23 May 2010, 3.16 CET
This evening’s film, Louis Malle’s Lacombe, Lucien (1974):
Pauline Kael reviewed the film in 1974, in The New Yorker:
[I]n Lacombe, Lucien, he is trying to seek out and create a sensibility utterly different from his own.
Some artists have a natural feeling for the riches of chaos; when they don’t pin things down for us to know exactly what’s going on, we understand that they’re not giving us that kind of meaning—they’re giving us more than that. And Malle achieves that with Lucien, but he isn’t skilled yet at merging scripted scenes with found material, and at times we feel that something has been left out.
The picture is a knockout, and the flaws don’t diminish its stature, so it may appear silly to discuss imperfections—which could be passed over as ambiguities. But it’s because the picture is a major work that it seems necessary to distinguish between the great ambiguities of its theme and the piddling, diversionary gaffes and gaps in its execution. There’s another reason for bringing up the crudenesses: they are the price that Malle the aesthete is willing to pay for discovery. Here is a director who achieved sleek technical perfection in his early, limited films and who is now saying that perfection is cheap and easy (which seems to be true for him). He’s looking for something that he doesn’t have the tools or the temperament to grab hold of, and he’s catching it anyway. Malle’s renunciation of conventional drama—or his new indifference to it—cripples him in places where he still needs it. He hasn’t fully cast off the hard shell of the brilliant young pro who made The Lovers  and Viva Maria!  and Zazie , but he’s lost his slick. He’s in the process of turning himself inside out and reaching into the common experience. Malle isn’t used to playing by ear; he keeps looking at the notes and seeing they’re wrong, revising them and hoping they’re better.
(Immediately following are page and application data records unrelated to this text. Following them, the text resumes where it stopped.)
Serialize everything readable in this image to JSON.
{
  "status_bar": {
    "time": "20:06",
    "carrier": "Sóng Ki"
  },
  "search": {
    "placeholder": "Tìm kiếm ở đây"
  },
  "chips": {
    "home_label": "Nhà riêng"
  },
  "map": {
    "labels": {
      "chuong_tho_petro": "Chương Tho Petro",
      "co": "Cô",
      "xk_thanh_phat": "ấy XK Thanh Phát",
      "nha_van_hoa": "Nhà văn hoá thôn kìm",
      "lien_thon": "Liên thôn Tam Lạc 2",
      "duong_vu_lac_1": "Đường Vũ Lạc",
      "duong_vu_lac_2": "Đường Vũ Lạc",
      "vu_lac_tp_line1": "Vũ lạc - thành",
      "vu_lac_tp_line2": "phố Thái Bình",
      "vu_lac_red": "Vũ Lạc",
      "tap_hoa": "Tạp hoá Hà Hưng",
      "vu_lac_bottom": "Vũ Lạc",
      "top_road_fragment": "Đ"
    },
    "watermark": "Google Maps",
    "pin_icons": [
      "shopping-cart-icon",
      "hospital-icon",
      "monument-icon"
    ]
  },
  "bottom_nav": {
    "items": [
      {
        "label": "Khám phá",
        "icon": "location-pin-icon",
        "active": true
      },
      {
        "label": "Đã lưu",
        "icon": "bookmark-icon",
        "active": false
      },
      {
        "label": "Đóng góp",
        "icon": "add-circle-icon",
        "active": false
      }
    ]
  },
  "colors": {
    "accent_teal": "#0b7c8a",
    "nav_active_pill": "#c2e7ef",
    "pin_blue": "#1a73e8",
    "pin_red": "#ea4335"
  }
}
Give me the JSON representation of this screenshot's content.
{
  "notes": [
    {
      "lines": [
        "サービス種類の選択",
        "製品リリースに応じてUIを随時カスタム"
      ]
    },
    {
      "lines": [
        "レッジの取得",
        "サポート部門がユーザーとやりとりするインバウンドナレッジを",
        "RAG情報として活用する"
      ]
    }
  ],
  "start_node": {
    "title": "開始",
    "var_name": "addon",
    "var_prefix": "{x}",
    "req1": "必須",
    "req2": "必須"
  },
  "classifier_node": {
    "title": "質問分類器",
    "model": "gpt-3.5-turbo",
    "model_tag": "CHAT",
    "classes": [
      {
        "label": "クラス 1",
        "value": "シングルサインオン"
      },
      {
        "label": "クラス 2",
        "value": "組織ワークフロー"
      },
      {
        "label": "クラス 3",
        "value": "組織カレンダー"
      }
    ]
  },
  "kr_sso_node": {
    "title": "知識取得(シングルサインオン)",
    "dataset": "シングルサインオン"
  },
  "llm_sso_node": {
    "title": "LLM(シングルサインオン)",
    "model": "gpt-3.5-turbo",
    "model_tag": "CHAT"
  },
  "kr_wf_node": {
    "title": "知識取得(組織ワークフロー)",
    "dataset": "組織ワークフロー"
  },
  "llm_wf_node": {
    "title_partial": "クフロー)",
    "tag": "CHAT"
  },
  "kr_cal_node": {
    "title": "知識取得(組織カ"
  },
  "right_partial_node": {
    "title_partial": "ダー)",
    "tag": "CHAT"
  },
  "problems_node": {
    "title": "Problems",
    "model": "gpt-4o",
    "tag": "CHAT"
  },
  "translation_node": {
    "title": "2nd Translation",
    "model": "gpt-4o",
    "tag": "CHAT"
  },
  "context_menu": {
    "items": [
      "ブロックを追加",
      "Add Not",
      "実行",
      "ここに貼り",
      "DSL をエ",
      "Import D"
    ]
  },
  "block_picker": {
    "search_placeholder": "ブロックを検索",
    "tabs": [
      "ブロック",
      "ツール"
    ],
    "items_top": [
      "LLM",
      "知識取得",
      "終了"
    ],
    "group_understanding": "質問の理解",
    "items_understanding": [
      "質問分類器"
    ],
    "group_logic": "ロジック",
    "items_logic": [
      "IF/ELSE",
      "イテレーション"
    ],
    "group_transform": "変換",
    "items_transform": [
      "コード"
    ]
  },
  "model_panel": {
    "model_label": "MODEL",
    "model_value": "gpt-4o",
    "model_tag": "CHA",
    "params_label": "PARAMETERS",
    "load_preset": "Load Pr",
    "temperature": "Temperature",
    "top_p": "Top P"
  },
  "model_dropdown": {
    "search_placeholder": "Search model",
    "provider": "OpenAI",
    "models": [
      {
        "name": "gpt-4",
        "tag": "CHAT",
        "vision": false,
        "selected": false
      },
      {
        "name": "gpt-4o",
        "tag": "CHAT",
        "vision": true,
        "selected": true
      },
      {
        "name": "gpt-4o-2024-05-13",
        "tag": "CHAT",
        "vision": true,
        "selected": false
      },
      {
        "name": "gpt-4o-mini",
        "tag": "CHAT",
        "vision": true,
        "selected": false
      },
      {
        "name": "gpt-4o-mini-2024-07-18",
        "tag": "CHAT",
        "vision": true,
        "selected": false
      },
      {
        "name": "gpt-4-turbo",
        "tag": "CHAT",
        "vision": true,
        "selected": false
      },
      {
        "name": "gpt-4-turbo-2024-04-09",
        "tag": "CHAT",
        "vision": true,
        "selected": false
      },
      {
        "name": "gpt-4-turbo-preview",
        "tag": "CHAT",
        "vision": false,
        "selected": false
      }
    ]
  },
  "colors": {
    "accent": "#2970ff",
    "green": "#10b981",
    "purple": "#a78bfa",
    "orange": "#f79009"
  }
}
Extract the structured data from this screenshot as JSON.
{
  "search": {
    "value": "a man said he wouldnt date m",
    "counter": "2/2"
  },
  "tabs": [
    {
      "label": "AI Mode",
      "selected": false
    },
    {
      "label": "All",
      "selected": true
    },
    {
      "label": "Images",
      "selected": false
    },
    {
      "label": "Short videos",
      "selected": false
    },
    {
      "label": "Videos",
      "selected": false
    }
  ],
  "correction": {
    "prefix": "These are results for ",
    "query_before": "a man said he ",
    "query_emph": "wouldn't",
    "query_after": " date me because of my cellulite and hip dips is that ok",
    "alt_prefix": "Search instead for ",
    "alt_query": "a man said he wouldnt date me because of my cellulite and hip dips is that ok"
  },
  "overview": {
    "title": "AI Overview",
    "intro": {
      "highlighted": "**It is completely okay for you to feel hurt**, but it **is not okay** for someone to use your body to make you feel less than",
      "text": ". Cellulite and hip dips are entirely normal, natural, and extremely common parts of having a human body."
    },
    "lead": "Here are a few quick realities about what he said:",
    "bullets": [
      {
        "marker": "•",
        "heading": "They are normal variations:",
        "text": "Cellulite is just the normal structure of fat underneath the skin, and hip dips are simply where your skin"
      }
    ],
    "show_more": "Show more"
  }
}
Yet somehow, with all the wrong notes he hits, and parts of the bass left out, he gets sounds that nobody’s ever heard before.